• _YOUR TASK_: Please copy each line from the entries that contains the string "this".
□ □ □ □ □ □ □
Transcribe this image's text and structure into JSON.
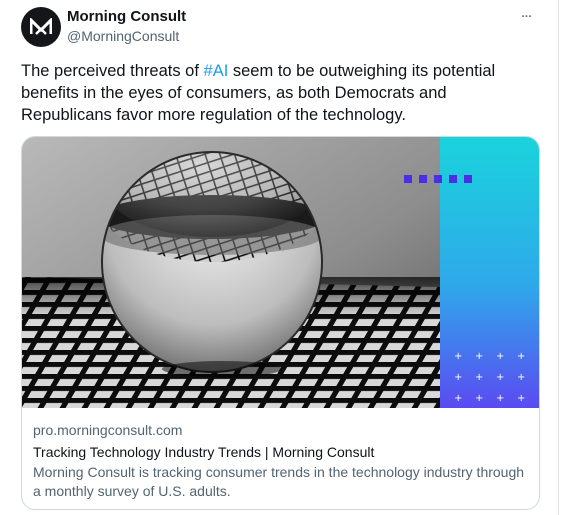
{
  "author": {
    "name": "Morning Consult",
    "handle": "@MorningConsult"
  },
  "tweet": {
    "text_before": "The perceived threats of ",
    "hashtag": "#AI",
    "text_after": " seem to be outweighing its potential benefits in the eyes of consumers, as both Democrats and Republicans favor more regulation of the technology."
  },
  "more_menu": "...",
  "card": {
    "domain": "pro.morningconsult.com",
    "title": "Tracking Technology Industry Trends | Morning Consult",
    "description": "Morning Consult is tracking consumer trends in the technology industry through a monthly survey of U.S. adults."
  },
  "colors": {
    "link": "#1d9bf0",
    "panel_gradient_top": "#1ad3dc",
    "panel_gradient_bottom": "#5a4bf1",
    "square_accent": "#4b2ee6"
  }
}
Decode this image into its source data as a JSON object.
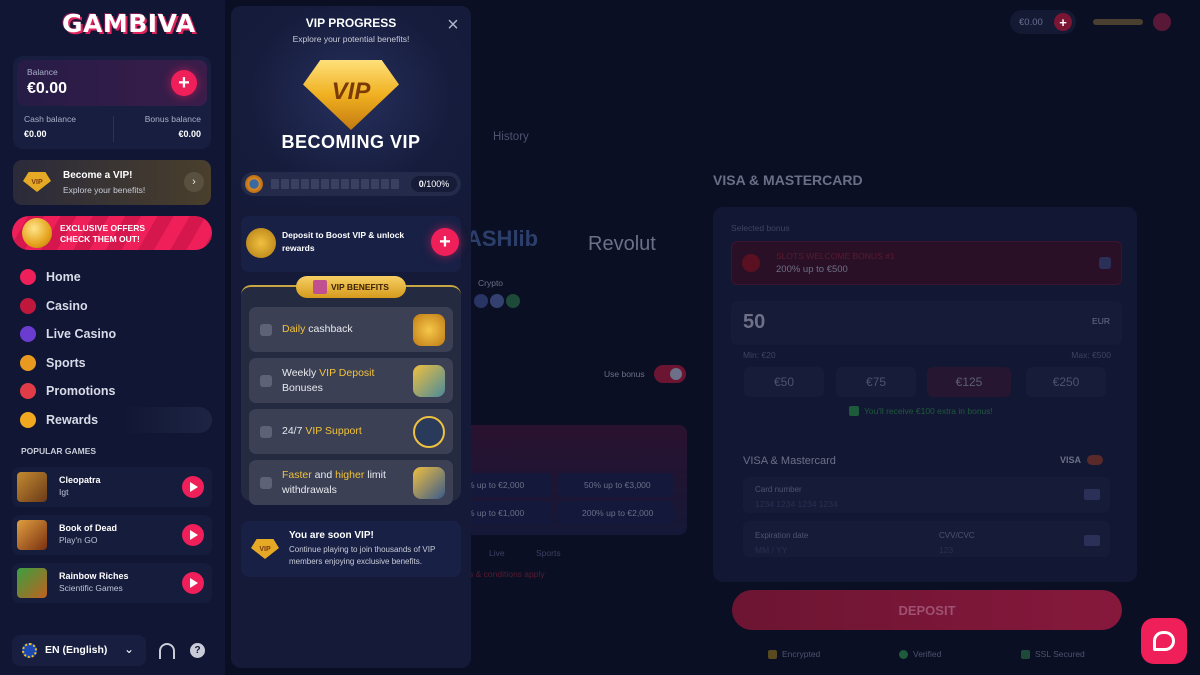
{
  "sidebar": {
    "logo": "GAMBIVA",
    "balance": {
      "label": "Balance",
      "value": "€0.00",
      "cash_label": "Cash balance",
      "cash_value": "€0.00",
      "bonus_label": "Bonus balance",
      "bonus_value": "€0.00"
    },
    "vip": {
      "badge": "VIP",
      "title": "Become a VIP!",
      "subtitle": "Explore your benefits!"
    },
    "offers": {
      "line1": "EXCLUSIVE OFFERS",
      "line2": "CHECK THEM OUT!"
    },
    "nav": [
      {
        "label": "Home",
        "icon": "home-icon"
      },
      {
        "label": "Casino",
        "icon": "cherry-icon"
      },
      {
        "label": "Live Casino",
        "icon": "live-casino-icon"
      },
      {
        "label": "Sports",
        "icon": "sports-icon"
      },
      {
        "label": "Promotions",
        "icon": "promotions-icon"
      },
      {
        "label": "Rewards",
        "icon": "rewards-icon"
      }
    ],
    "popular_title": "POPULAR GAMES",
    "games": [
      {
        "name": "Cleopatra",
        "provider": "Igt"
      },
      {
        "name": "Book of Dead",
        "provider": "Play'n GO"
      },
      {
        "name": "Rainbow Riches",
        "provider": "Scientific Games"
      }
    ],
    "language": "EN (English)"
  },
  "header": {
    "balance": "€0.00"
  },
  "main": {
    "tab_history": "History",
    "method_title": "VISA & MASTERCARD",
    "provider_cashlib": "ASHlib",
    "provider_revolut": "Revolut",
    "crypto_label": "Crypto",
    "use_bonus": "Use bonus",
    "bonus_options": [
      "% up to €2,000",
      "50% up to €3,000",
      "% up to €1,000",
      "200% up to €2,000"
    ],
    "filter_live": "Live",
    "filter_sports": "Sports",
    "terms": "s & conditions apply",
    "selected_bonus_label": "Selected bonus",
    "selected_bonus_title": "SLOTS WELCOME BONUS #1",
    "selected_bonus_desc": "200% up to €500",
    "amount": "50",
    "currency": "EUR",
    "min": "Min: €20",
    "max": "Max: €500",
    "amounts": [
      "€50",
      "€75",
      "€125",
      "€250"
    ],
    "extra_bonus": "You'll receive €100 extra in bonus!",
    "card_section": "VISA & Mastercard",
    "card_brand": "VISA",
    "card_number_label": "Card number",
    "card_number_placeholder": "1234 1234 1234 1234",
    "expiry_label": "Expiration date",
    "expiry_placeholder": "MM / YY",
    "cvv_label": "CVV/CVC",
    "cvv_placeholder": "123",
    "deposit_button": "DEPOSIT",
    "trust": [
      "Encrypted",
      "Verified",
      "SSL Secured"
    ]
  },
  "vip_panel": {
    "title": "VIP PROGRESS",
    "subtitle": "Explore your potential benefits!",
    "gem_text": "VIP",
    "heading": "BECOMING VIP",
    "progress_text": "0",
    "progress_max": "/100%",
    "progress_fraction": 0,
    "boost_text": "Deposit to Boost VIP & unlock rewards",
    "benefits_title": "VIP BENEFITS",
    "benefits": [
      {
        "highlight": "Daily",
        "rest": " cashback",
        "pre": "",
        "icon": "coins-icon"
      },
      {
        "pre": "Weekly ",
        "highlight": "VIP Deposit",
        "rest": " Bonuses",
        "icon": "wallet-icon"
      },
      {
        "pre": "24/7 ",
        "highlight": "VIP Support",
        "rest": "",
        "icon": "chat-bubble-icon"
      },
      {
        "pre": "",
        "highlight": "Faster",
        "mid": " and ",
        "highlight2": "higher",
        "rest": " limit withdrawals",
        "icon": "fast-cart-icon"
      }
    ],
    "soon_title": "You are soon VIP!",
    "soon_text": "Continue playing to join thousands of VIP members enjoying exclusive benefits.",
    "soon_badge": "VIP"
  },
  "colors": {
    "accent": "#ef1f5a",
    "gold": "#f2c23a",
    "panel": "#141a38",
    "background": "#0b0f24"
  }
}
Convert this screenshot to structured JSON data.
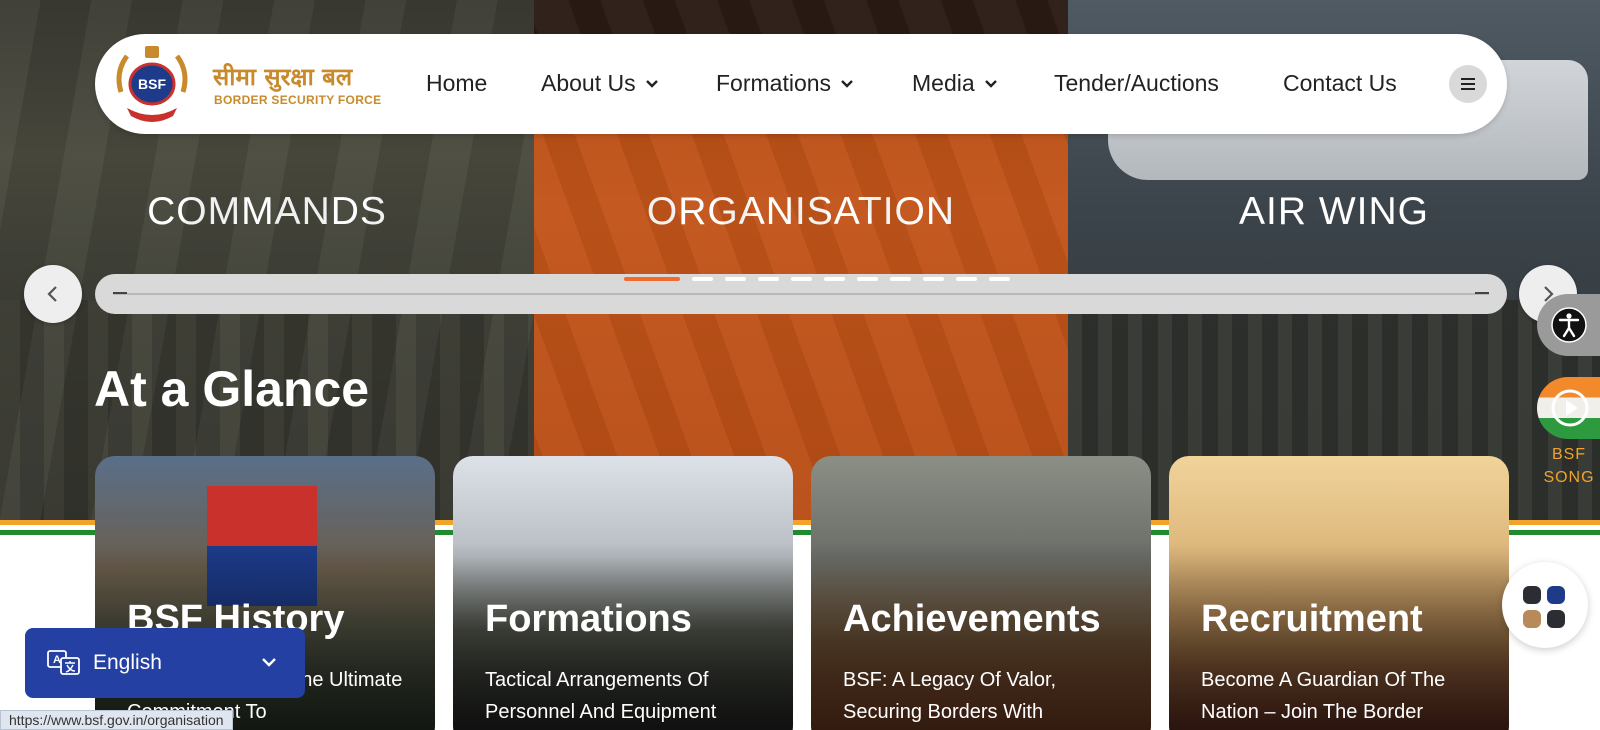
{
  "header": {
    "logo_badge": "BSF",
    "org_name_hindi": "सीमा सुरक्षा बल",
    "org_name_english": "BORDER SECURITY FORCE"
  },
  "nav": {
    "items": [
      {
        "label": "Home",
        "dropdown": false
      },
      {
        "label": "About Us",
        "dropdown": true
      },
      {
        "label": "Formations",
        "dropdown": true
      },
      {
        "label": "Media",
        "dropdown": true
      },
      {
        "label": "Tender/Auctions",
        "dropdown": false
      },
      {
        "label": "Contact Us",
        "dropdown": false
      }
    ],
    "menu_icon": "hamburger-icon"
  },
  "carousel": {
    "panels": [
      "COMMANDS",
      "ORGANISATION",
      "AIR WING"
    ],
    "slide_count": 11,
    "active_slide": 1
  },
  "glance": {
    "title": "At a Glance",
    "cards": [
      {
        "title": "BSF History",
        "desc": "Founded In 1965, The Ultimate Commitment To"
      },
      {
        "title": "Formations",
        "desc": "Tactical Arrangements Of Personnel And Equipment"
      },
      {
        "title": "Achievements",
        "desc": "BSF: A Legacy Of Valor, Securing Borders With"
      },
      {
        "title": "Recruitment",
        "desc": "Become A Guardian Of The Nation – Join The Border"
      }
    ]
  },
  "widgets": {
    "song_label_line1": "BSF",
    "song_label_line2": "SONG"
  },
  "language": {
    "selected": "English"
  },
  "status_bar": {
    "url": "https://www.bsf.gov.in/organisation"
  },
  "colors": {
    "accent_orange": "#f26b2b",
    "brand_gold": "#c98a2b",
    "language_blue": "#2440a3",
    "saffron": "#f2a32b",
    "green": "#1f8a2e"
  }
}
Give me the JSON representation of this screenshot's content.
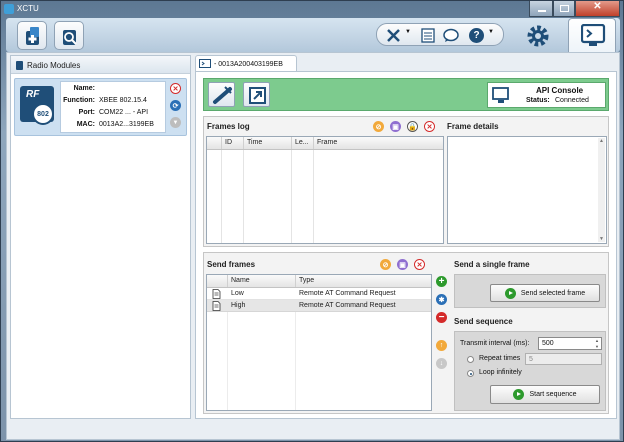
{
  "window": {
    "title": "XCTU",
    "close_glyph": "✕"
  },
  "toolbar": {
    "add_device_icon": "add-device-icon",
    "discover_icon": "discover-devices-icon",
    "tools_icon": "tools-icon",
    "config_icon": "configuration-icon",
    "feedback_icon": "feedback-icon",
    "help_label": "?",
    "settings_icon": "gear-icon",
    "console_icon": "console-icon"
  },
  "sidebar": {
    "title": "Radio Modules",
    "module": {
      "badge_text": "RF",
      "badge_sub": "802",
      "fields": [
        {
          "label": "Name:",
          "value": ""
        },
        {
          "label": "Function:",
          "value": "XBEE 802.15.4"
        },
        {
          "label": "Port:",
          "value": "COM22 ... - API"
        },
        {
          "label": "MAC:",
          "value": "0013A2...3199EB"
        }
      ]
    }
  },
  "tab": {
    "label": "- 0013A200403199EB"
  },
  "api": {
    "title": "API Console",
    "status_label": "Status:",
    "status_value": "Connected"
  },
  "frames_log": {
    "title": "Frames log",
    "columns": [
      "ID",
      "Time",
      "Le...",
      "Frame"
    ],
    "details_title": "Frame details"
  },
  "send_frames": {
    "title": "Send frames",
    "columns": [
      "Name",
      "Type"
    ],
    "rows": [
      {
        "name": "Low",
        "type": "Remote AT Command Request"
      },
      {
        "name": "High",
        "type": "Remote AT Command Request"
      }
    ]
  },
  "single_frame": {
    "title": "Send a single frame",
    "button": "Send selected frame"
  },
  "sequence": {
    "title": "Send sequence",
    "interval_label": "Transmit interval (ms):",
    "interval_value": "500",
    "repeat_label": "Repeat times",
    "repeat_value": "5",
    "loop_label": "Loop infinitely",
    "button": "Start sequence"
  },
  "colors": {
    "accent_green": "#7dcb8e",
    "close_red": "#d42a2a",
    "link_blue": "#2a6fb6"
  }
}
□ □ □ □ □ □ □
• _FINISHED TASK_:
Transcribe this image's text and structure into JSON.
Decode this image into its source data as a JSON object.
Convert this screenshot to structured JSON data.
Give me the JSON representation of this screenshot's content.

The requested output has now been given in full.